Good to know

In many cases, the seller redirects the consumer to the producer for the application of the legal warranty. However, consumers should be aware of the fact that the seller is responsible for the application of the legal warranty.

Legal warranty in Germany

The legal warranty period for new goods in Germany is 2 years. For second-hand goods, it is 1 year if the buyer and seller expressly agree on this fact at the time of purchase.

Warranty: New rules applicable for purchases done after 1st January 2022:

  • There are now special rules concerning the following products:
    - digital content (e. g. music files, photos, computer programs)
    - digital services (e. g. clouds, streaming services, web hosting)
    - goods with digital elements (e. g. smartwatches with an application on the mobile phone, smart TVs with certain video applications).
  • The reversal of the burden of proof was made more consumer-friendly in Germany. It has been extended from six to twelve months. However, this does not apply to purchases done prior to 1st January 2022. There, it is still 6 months.
  • In addition, it is now explicitly regulated which kind of information a commercial guarantee must contain.

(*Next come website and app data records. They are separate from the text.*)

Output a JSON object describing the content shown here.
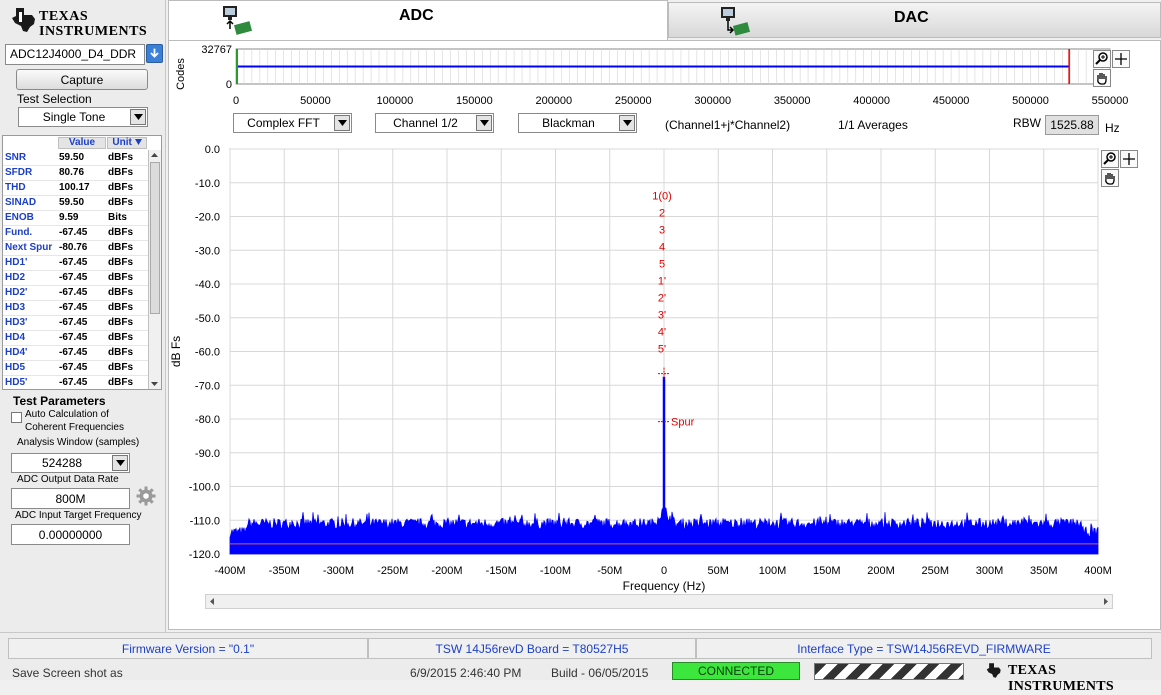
{
  "logo": {
    "line1": "TEXAS",
    "line2": "INSTRUMENTS"
  },
  "device_select": {
    "value": "ADC12J4000_D4_DDR"
  },
  "capture_label": "Capture",
  "test_selection": {
    "label": "Test Selection",
    "value": "Single Tone"
  },
  "metrics": {
    "headers": {
      "value": "Value",
      "unit": "Unit"
    },
    "rows": [
      {
        "name": "SNR",
        "value": "59.50",
        "unit": "dBFs"
      },
      {
        "name": "SFDR",
        "value": "80.76",
        "unit": "dBFs"
      },
      {
        "name": "THD",
        "value": "100.17",
        "unit": "dBFs"
      },
      {
        "name": "SINAD",
        "value": "59.50",
        "unit": "dBFs"
      },
      {
        "name": "ENOB",
        "value": "9.59",
        "unit": "Bits"
      },
      {
        "name": "Fund.",
        "value": "-67.45",
        "unit": "dBFs"
      },
      {
        "name": "Next Spur",
        "value": "-80.76",
        "unit": "dBFs"
      },
      {
        "name": "HD1'",
        "value": "-67.45",
        "unit": "dBFs"
      },
      {
        "name": "HD2",
        "value": "-67.45",
        "unit": "dBFs"
      },
      {
        "name": "HD2'",
        "value": "-67.45",
        "unit": "dBFs"
      },
      {
        "name": "HD3",
        "value": "-67.45",
        "unit": "dBFs"
      },
      {
        "name": "HD3'",
        "value": "-67.45",
        "unit": "dBFs"
      },
      {
        "name": "HD4",
        "value": "-67.45",
        "unit": "dBFs"
      },
      {
        "name": "HD4'",
        "value": "-67.45",
        "unit": "dBFs"
      },
      {
        "name": "HD5",
        "value": "-67.45",
        "unit": "dBFs"
      },
      {
        "name": "HD5'",
        "value": "-67.45",
        "unit": "dBFs"
      }
    ]
  },
  "test_parameters": {
    "title": "Test Parameters",
    "auto_calc_line1": "Auto Calculation of",
    "auto_calc_line2": "Coherent Frequencies",
    "auto_calc_checked": false,
    "analysis_window_label": "Analysis Window (samples)",
    "analysis_window_value": "524288",
    "output_rate_label": "ADC Output Data Rate",
    "output_rate_value": "800M",
    "input_freq_label": "ADC Input Target Frequency",
    "input_freq_value": "0.00000000"
  },
  "tabs": {
    "adc": "ADC",
    "dac": "DAC",
    "active": "ADC"
  },
  "controls": {
    "fft_mode": "Complex FFT",
    "channel": "Channel 1/2",
    "window": "Blackman",
    "expression": "(Channel1+j*Channel2)",
    "averages": "1/1 Averages",
    "rbw_label": "RBW",
    "rbw_value": "1525.88",
    "rbw_unit": "Hz"
  },
  "status": {
    "firmware": "Firmware Version = \"0.1\"",
    "board": "TSW 14J56revD Board = T80527H5",
    "interface": "Interface Type = TSW14J56REVD_FIRMWARE",
    "save_label": "Save Screen shot as",
    "timestamp": "6/9/2015 2:46:40 PM",
    "build": "Build  - 06/05/2015",
    "connection": "CONNECTED",
    "bottom_logo": "TEXAS INSTRUMENTS"
  },
  "colors": {
    "trace": "#0000ff",
    "marker": "#e00000",
    "connected": "#3de63d",
    "header_text": "#1c3fc7"
  },
  "chart_data": [
    {
      "type": "line",
      "name": "codes-overview",
      "ylabel": "Codes",
      "xlim": [
        0,
        550000
      ],
      "ylim": [
        0,
        32767
      ],
      "x_ticks": [
        "0",
        "50000",
        "100000",
        "150000",
        "200000",
        "250000",
        "300000",
        "350000",
        "400000",
        "450000",
        "500000",
        "550000"
      ],
      "y_ticks": [
        "32767",
        "0"
      ],
      "series": [
        {
          "x": [
            0,
            524288
          ],
          "y": [
            16384,
            16384
          ]
        }
      ],
      "cursor_x": 524288
    },
    {
      "type": "line",
      "name": "fft-spectrum",
      "xlabel": "Frequency (Hz)",
      "ylabel": "dB Fs",
      "xlim": [
        -400,
        400
      ],
      "x_unit": "MHz",
      "ylim": [
        -120,
        0
      ],
      "grid": true,
      "x_ticks": [
        "-400M",
        "-350M",
        "-300M",
        "-250M",
        "-200M",
        "-150M",
        "-100M",
        "-50M",
        "0",
        "50M",
        "100M",
        "150M",
        "200M",
        "250M",
        "300M",
        "350M",
        "400M"
      ],
      "y_ticks": [
        "0.0",
        "-10.0",
        "-20.0",
        "-30.0",
        "-40.0",
        "-50.0",
        "-60.0",
        "-70.0",
        "-80.0",
        "-90.0",
        "-100.0",
        "-110.0",
        "-120.0"
      ],
      "noise_floor_db": -111,
      "peak": {
        "x": 0,
        "y": -67.45
      },
      "harmonic_labels": [
        "1(0)",
        "2",
        "3",
        "4",
        "5",
        "1'",
        "2'",
        "3'",
        "4'",
        "5'"
      ],
      "spur_label": "Spur",
      "spur": {
        "x": 0,
        "y": -80.76
      }
    }
  ]
}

Commercial guarantee in Europe

The legal warranty is not the same as the commercial guarantee, which causes confusion for many consumers. This is also the case as the terms “warranty” and “guarantee” are often used synonymously. Adding "legal" or "commercial" makes the difference much clearer.

The commercial guarantee is a voluntary service provided by the trader or the manufacturer. Traders and manufacturers can determine the duration and the terms and conditions of the commercial guarantee. Even if consumers have received an additional guarantee, their legal warranty rights remain. 

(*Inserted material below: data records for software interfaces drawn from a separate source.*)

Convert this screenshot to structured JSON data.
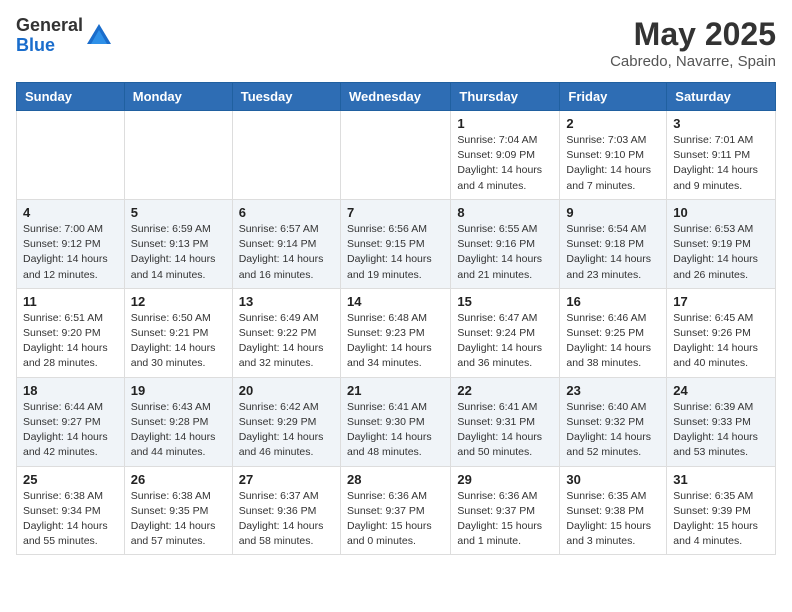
{
  "logo": {
    "general": "General",
    "blue": "Blue"
  },
  "title": "May 2025",
  "location": "Cabredo, Navarre, Spain",
  "days_of_week": [
    "Sunday",
    "Monday",
    "Tuesday",
    "Wednesday",
    "Thursday",
    "Friday",
    "Saturday"
  ],
  "weeks": [
    [
      {
        "day": "",
        "detail": ""
      },
      {
        "day": "",
        "detail": ""
      },
      {
        "day": "",
        "detail": ""
      },
      {
        "day": "",
        "detail": ""
      },
      {
        "day": "1",
        "detail": "Sunrise: 7:04 AM\nSunset: 9:09 PM\nDaylight: 14 hours\nand 4 minutes."
      },
      {
        "day": "2",
        "detail": "Sunrise: 7:03 AM\nSunset: 9:10 PM\nDaylight: 14 hours\nand 7 minutes."
      },
      {
        "day": "3",
        "detail": "Sunrise: 7:01 AM\nSunset: 9:11 PM\nDaylight: 14 hours\nand 9 minutes."
      }
    ],
    [
      {
        "day": "4",
        "detail": "Sunrise: 7:00 AM\nSunset: 9:12 PM\nDaylight: 14 hours\nand 12 minutes."
      },
      {
        "day": "5",
        "detail": "Sunrise: 6:59 AM\nSunset: 9:13 PM\nDaylight: 14 hours\nand 14 minutes."
      },
      {
        "day": "6",
        "detail": "Sunrise: 6:57 AM\nSunset: 9:14 PM\nDaylight: 14 hours\nand 16 minutes."
      },
      {
        "day": "7",
        "detail": "Sunrise: 6:56 AM\nSunset: 9:15 PM\nDaylight: 14 hours\nand 19 minutes."
      },
      {
        "day": "8",
        "detail": "Sunrise: 6:55 AM\nSunset: 9:16 PM\nDaylight: 14 hours\nand 21 minutes."
      },
      {
        "day": "9",
        "detail": "Sunrise: 6:54 AM\nSunset: 9:18 PM\nDaylight: 14 hours\nand 23 minutes."
      },
      {
        "day": "10",
        "detail": "Sunrise: 6:53 AM\nSunset: 9:19 PM\nDaylight: 14 hours\nand 26 minutes."
      }
    ],
    [
      {
        "day": "11",
        "detail": "Sunrise: 6:51 AM\nSunset: 9:20 PM\nDaylight: 14 hours\nand 28 minutes."
      },
      {
        "day": "12",
        "detail": "Sunrise: 6:50 AM\nSunset: 9:21 PM\nDaylight: 14 hours\nand 30 minutes."
      },
      {
        "day": "13",
        "detail": "Sunrise: 6:49 AM\nSunset: 9:22 PM\nDaylight: 14 hours\nand 32 minutes."
      },
      {
        "day": "14",
        "detail": "Sunrise: 6:48 AM\nSunset: 9:23 PM\nDaylight: 14 hours\nand 34 minutes."
      },
      {
        "day": "15",
        "detail": "Sunrise: 6:47 AM\nSunset: 9:24 PM\nDaylight: 14 hours\nand 36 minutes."
      },
      {
        "day": "16",
        "detail": "Sunrise: 6:46 AM\nSunset: 9:25 PM\nDaylight: 14 hours\nand 38 minutes."
      },
      {
        "day": "17",
        "detail": "Sunrise: 6:45 AM\nSunset: 9:26 PM\nDaylight: 14 hours\nand 40 minutes."
      }
    ],
    [
      {
        "day": "18",
        "detail": "Sunrise: 6:44 AM\nSunset: 9:27 PM\nDaylight: 14 hours\nand 42 minutes."
      },
      {
        "day": "19",
        "detail": "Sunrise: 6:43 AM\nSunset: 9:28 PM\nDaylight: 14 hours\nand 44 minutes."
      },
      {
        "day": "20",
        "detail": "Sunrise: 6:42 AM\nSunset: 9:29 PM\nDaylight: 14 hours\nand 46 minutes."
      },
      {
        "day": "21",
        "detail": "Sunrise: 6:41 AM\nSunset: 9:30 PM\nDaylight: 14 hours\nand 48 minutes."
      },
      {
        "day": "22",
        "detail": "Sunrise: 6:41 AM\nSunset: 9:31 PM\nDaylight: 14 hours\nand 50 minutes."
      },
      {
        "day": "23",
        "detail": "Sunrise: 6:40 AM\nSunset: 9:32 PM\nDaylight: 14 hours\nand 52 minutes."
      },
      {
        "day": "24",
        "detail": "Sunrise: 6:39 AM\nSunset: 9:33 PM\nDaylight: 14 hours\nand 53 minutes."
      }
    ],
    [
      {
        "day": "25",
        "detail": "Sunrise: 6:38 AM\nSunset: 9:34 PM\nDaylight: 14 hours\nand 55 minutes."
      },
      {
        "day": "26",
        "detail": "Sunrise: 6:38 AM\nSunset: 9:35 PM\nDaylight: 14 hours\nand 57 minutes."
      },
      {
        "day": "27",
        "detail": "Sunrise: 6:37 AM\nSunset: 9:36 PM\nDaylight: 14 hours\nand 58 minutes."
      },
      {
        "day": "28",
        "detail": "Sunrise: 6:36 AM\nSunset: 9:37 PM\nDaylight: 15 hours\nand 0 minutes."
      },
      {
        "day": "29",
        "detail": "Sunrise: 6:36 AM\nSunset: 9:37 PM\nDaylight: 15 hours\nand 1 minute."
      },
      {
        "day": "30",
        "detail": "Sunrise: 6:35 AM\nSunset: 9:38 PM\nDaylight: 15 hours\nand 3 minutes."
      },
      {
        "day": "31",
        "detail": "Sunrise: 6:35 AM\nSunset: 9:39 PM\nDaylight: 15 hours\nand 4 minutes."
      }
    ]
  ]
}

Guarantee declarations for contracts, concluded from 1st January 2022 on, must contain the following:

  • Reference to the fact that the legal guarantee remains in force, even if a commercial warranty declaration is issued.
  •  Address of the guarantor (manufacturer or trader)
  • Information what the consumer has to do in order to invoke the commercial warranty
  • Information about the goods for which the guarantee applies

If the guarantor does not comply with these legal requirements, he is still liable under the guarantee. The same applies to the consequences of missing certain mandatory information.

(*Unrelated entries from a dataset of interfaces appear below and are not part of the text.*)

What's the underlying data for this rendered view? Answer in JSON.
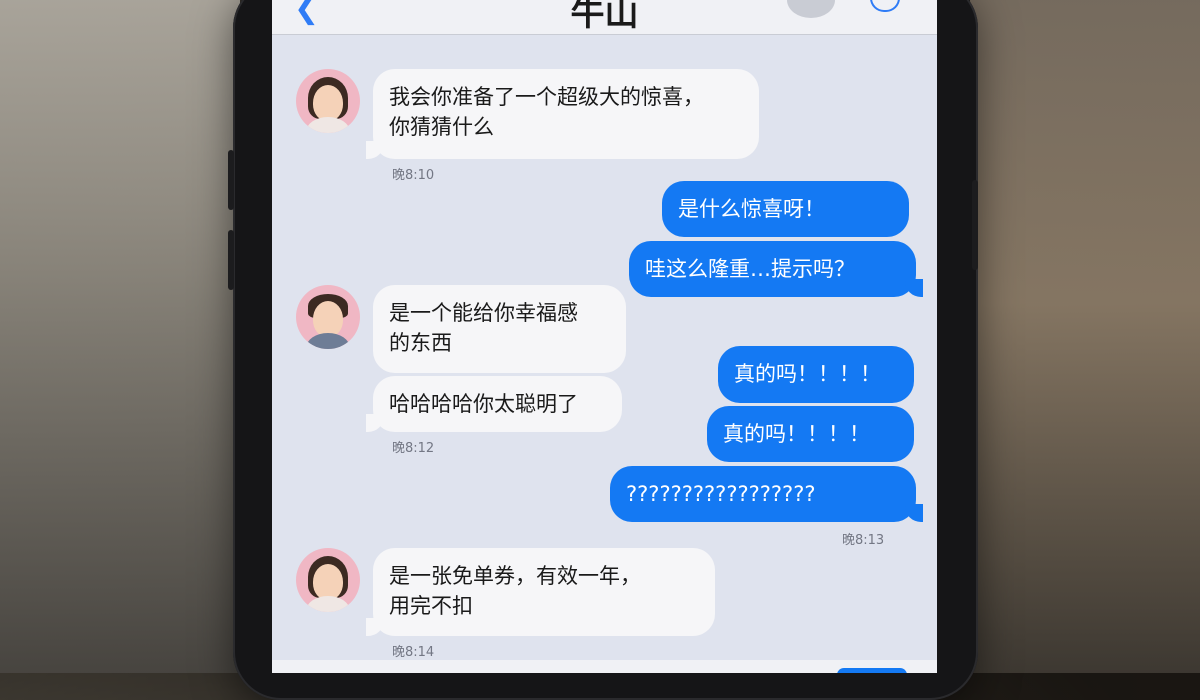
{
  "header": {
    "title": "牛山",
    "back_icon": "chevron-left-icon",
    "call_icon": "phone-icon"
  },
  "messages": [
    {
      "side": "in",
      "text": "我会你准备了一个超级大的惊喜，\n你猜猜什么"
    },
    {
      "side": "ts",
      "text": "晚8:10"
    },
    {
      "side": "out",
      "text": "是什么惊喜呀！"
    },
    {
      "side": "out",
      "text": "哇这么隆重…提示吗？"
    },
    {
      "side": "in",
      "text": "是一个能给你幸福感\n的东西"
    },
    {
      "side": "in",
      "text": "哈哈哈哈你太聪明了"
    },
    {
      "side": "ts",
      "text": "晚8:12"
    },
    {
      "side": "out",
      "text": "真的吗！！！！"
    },
    {
      "side": "out",
      "text": "真的吗！！！！"
    },
    {
      "side": "out",
      "text": "?????????????????"
    },
    {
      "side": "ts",
      "text": "晚8:13"
    },
    {
      "side": "in",
      "text": "是一张免单券，有效一年，\n用完不扣"
    },
    {
      "side": "ts",
      "text": "晚8:14"
    }
  ],
  "colors": {
    "incoming_bubble": "#f6f6f8",
    "outgoing_bubble": "#1479f3",
    "screen_bg": "#dfe3ee"
  }
}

The duration of the commercial guarantee in EU Member States is usually between 1 and 5 years, and 2 years in most cases. Expensive products often show a longer commercial guarantee. Sometimes the guarantee only applies to specific parts of the product.

Commercial guarantees vary between countries. In some Member States, it is common to offer the commercial guarantees against payment. Whereas, in other countries, they have to be offered free of charge. For guarantees offered against payment, the costs vary considerably. Regarding the duration of the contract and the depreciation in value, the benefit of a commercial guarantee varies, too.

Advantages of commercial guarantees

The duration of the legal warranty is limited, and it is not always easy to prove the existence of a defect. Therefore,  commercial guarantees could have benefits for consumers.

A commercial guarantee can be beneficial if ...

  • its duration is longer than the legal warranty period
  • consumers do not have to prove the existence of a defect, particularly when the reversal of burden of proof has expired
  • consumers get a replacement product during repair
  • there are smooth internal complaint procedures
  • consumers do not need to organize the shipping of the defective products
  • it foresees a mechanism to ensure that a repairer comes to the consumer's home
  • all costs for analysing the product, repair or replacement are at the expense of the guarantor
  • there is immediate replacement offered without previous repair attempts
  • if all guarantee issues are covered regardless of the case
  • consumers can usually contact any representative of the producer or reseller (if it is a producer guarantee) for application of the warranty
  • it may offer a “cooling off” period. If the consumer is not satisfied with the product, bigger brands often offer a total refund or a voucher in the amount of the purchasing price

Commercial warranties might also overlap with other insurance policies that a consumer has taken out.